» Dataset records:
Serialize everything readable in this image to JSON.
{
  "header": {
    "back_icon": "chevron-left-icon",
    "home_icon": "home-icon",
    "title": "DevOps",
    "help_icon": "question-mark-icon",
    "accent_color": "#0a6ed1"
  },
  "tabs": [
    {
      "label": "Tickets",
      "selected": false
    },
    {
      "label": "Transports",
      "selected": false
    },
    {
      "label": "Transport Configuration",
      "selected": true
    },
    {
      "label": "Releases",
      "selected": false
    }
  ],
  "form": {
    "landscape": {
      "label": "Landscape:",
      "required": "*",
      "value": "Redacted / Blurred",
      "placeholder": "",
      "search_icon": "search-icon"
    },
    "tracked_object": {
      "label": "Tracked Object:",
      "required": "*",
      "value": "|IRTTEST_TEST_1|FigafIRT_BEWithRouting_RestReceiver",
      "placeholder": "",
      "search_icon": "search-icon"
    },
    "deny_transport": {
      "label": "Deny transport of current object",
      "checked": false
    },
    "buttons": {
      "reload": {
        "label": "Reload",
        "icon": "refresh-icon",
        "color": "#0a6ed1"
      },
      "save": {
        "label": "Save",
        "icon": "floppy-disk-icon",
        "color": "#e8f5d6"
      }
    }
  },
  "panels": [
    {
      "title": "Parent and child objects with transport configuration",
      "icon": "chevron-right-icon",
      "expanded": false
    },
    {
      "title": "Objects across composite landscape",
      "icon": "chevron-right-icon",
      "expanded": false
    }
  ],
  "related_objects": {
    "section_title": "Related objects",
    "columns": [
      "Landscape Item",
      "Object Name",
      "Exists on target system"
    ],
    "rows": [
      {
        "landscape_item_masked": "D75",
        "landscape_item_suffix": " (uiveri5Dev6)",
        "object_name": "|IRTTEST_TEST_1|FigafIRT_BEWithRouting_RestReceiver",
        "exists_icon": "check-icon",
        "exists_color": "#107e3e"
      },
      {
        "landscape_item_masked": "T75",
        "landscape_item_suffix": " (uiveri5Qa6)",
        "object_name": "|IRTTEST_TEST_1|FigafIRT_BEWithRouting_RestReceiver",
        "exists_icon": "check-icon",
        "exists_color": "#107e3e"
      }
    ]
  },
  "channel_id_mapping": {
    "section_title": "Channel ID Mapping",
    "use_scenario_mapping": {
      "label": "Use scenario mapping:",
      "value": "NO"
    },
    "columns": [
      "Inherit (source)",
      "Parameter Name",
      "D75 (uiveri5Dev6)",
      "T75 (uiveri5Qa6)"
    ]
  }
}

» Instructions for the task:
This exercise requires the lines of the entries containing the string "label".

» Task result:
      "label": "Tickets",
      "label": "Transports",
      "label": "Transport Configuration",
      "label": "Releases",
      "label": "Landscape:",
      "label": "Tracked Object:",
      "label": "Deny transport of current object",
        "label": "Reload",
        "label": "Save",
      "label": "Use scenario mapping:",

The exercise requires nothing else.